Repeat the listing in full, word for word.
[[ RECORD EXCERPTS, beginning ]]
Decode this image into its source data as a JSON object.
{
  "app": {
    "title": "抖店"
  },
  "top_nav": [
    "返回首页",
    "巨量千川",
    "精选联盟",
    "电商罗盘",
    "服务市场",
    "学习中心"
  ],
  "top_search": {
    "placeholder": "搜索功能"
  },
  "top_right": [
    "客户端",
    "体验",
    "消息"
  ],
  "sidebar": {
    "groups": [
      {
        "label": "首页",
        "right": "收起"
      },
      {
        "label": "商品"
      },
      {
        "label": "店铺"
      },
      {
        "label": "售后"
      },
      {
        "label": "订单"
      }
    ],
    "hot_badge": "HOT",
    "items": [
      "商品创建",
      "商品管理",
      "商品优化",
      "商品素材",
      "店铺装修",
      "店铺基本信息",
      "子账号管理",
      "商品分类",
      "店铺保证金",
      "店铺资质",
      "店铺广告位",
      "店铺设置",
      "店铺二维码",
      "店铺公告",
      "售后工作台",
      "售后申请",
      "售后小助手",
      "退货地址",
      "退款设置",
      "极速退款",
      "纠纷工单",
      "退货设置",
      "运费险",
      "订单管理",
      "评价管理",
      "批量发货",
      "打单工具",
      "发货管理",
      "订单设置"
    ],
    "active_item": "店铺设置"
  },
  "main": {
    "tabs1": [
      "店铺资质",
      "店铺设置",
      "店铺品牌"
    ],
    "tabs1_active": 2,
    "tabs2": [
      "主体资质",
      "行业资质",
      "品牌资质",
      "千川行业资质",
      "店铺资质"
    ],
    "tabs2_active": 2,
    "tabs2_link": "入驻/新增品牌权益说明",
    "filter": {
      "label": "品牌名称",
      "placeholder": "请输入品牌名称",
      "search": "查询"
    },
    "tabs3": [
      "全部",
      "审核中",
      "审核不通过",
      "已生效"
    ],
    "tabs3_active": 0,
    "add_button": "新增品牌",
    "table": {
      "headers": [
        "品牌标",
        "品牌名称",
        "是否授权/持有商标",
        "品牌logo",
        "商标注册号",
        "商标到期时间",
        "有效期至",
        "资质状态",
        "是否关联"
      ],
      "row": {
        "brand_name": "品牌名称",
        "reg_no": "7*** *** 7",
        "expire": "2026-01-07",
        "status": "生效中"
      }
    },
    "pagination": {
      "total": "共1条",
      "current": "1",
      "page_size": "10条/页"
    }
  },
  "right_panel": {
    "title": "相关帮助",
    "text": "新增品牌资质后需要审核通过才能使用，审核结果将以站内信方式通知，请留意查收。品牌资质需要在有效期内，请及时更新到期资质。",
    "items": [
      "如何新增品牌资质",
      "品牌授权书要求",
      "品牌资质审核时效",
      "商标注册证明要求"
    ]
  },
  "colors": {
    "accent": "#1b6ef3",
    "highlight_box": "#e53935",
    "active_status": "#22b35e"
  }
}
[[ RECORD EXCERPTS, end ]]
» **TASK RESPONSE**:
Decode this image into its source data as a JSON object.
{
  "app": {
    "title": "抖店"
  },
  "top_nav": [
    "返回首页",
    "巨量千川",
    "精选联盟",
    "电商罗盘",
    "服务市场",
    "学习中心"
  ],
  "top_search": {
    "placeholder": "搜索功能"
  },
  "top_right": [
    "客户端",
    "体验",
    "消息"
  ],
  "sidebar": {
    "groups": [
      {
        "label": "首页",
        "right": "收起"
      },
      {
        "label": "商品"
      },
      {
        "label": "店铺"
      },
      {
        "label": "售后"
      },
      {
        "label": "订单"
      }
    ],
    "hot_badge": "HOT",
    "items": [
      "商品创建",
      "商品管理",
      "商品优化",
      "商品素材",
      "店铺装修",
      "店铺基本信息",
      "子账号管理",
      "商品分类",
      "店铺保证金",
      "店铺资质",
      "店铺广告位",
      "店铺设置",
      "店铺二维码",
      "店铺公告",
      "售后工作台",
      "售后申请",
      "售后小助手",
      "退货地址",
      "退款设置",
      "极速退款",
      "纠纷工单",
      "退货设置",
      "运费险",
      "订单管理",
      "评价管理",
      "批量发货",
      "打单工具",
      "发货管理",
      "订单设置"
    ],
    "active_item": "店铺设置"
  },
  "main": {
    "tabs1": [
      "店铺资质",
      "店铺设置",
      "店铺品牌"
    ],
    "tabs1_active": 2,
    "tabs2": [
      "主体资质",
      "行业资质",
      "品牌资质",
      "千川行业资质",
      "店铺资质"
    ],
    "tabs2_active": 2,
    "tabs2_link": "入驻/新增品牌权益说明",
    "filter": {
      "label": "品牌名称",
      "placeholder": "请输入品牌名称",
      "search": "查询"
    },
    "tabs3": [
      "全部",
      "审核中",
      "审核不通过",
      "已生效"
    ],
    "tabs3_active": 0,
    "add_button": "新增品牌",
    "table": {
      "headers": [
        "品牌标",
        "品牌名称",
        "是否授权/持有商标",
        "品牌logo",
        "商标注册号",
        "商标到期时间",
        "有效期至",
        "资质状态",
        "是否关联"
      ],
      "row": {
        "brand_name": "品牌名称",
        "reg_no": "7*** *** 7",
        "expire": "2026-01-07",
        "status": "生效中"
      }
    },
    "pagination": {
      "total": "共1条",
      "current": "1",
      "page_size": "10条/页"
    }
  },
  "right_panel": {
    "title": "相关帮助",
    "text": "新增品牌资质后需要审核通过才能使用，审核结果将以站内信方式通知，请留意查收。品牌资质需要在有效期内，请及时更新到期资质。",
    "items": [
      "如何新增品牌资质",
      "品牌授权书要求",
      "品牌资质审核时效",
      "商标注册证明要求"
    ]
  },
  "colors": {
    "accent": "#1b6ef3",
    "highlight_box": "#e53935",
    "active_status": "#22b35e"
  }
}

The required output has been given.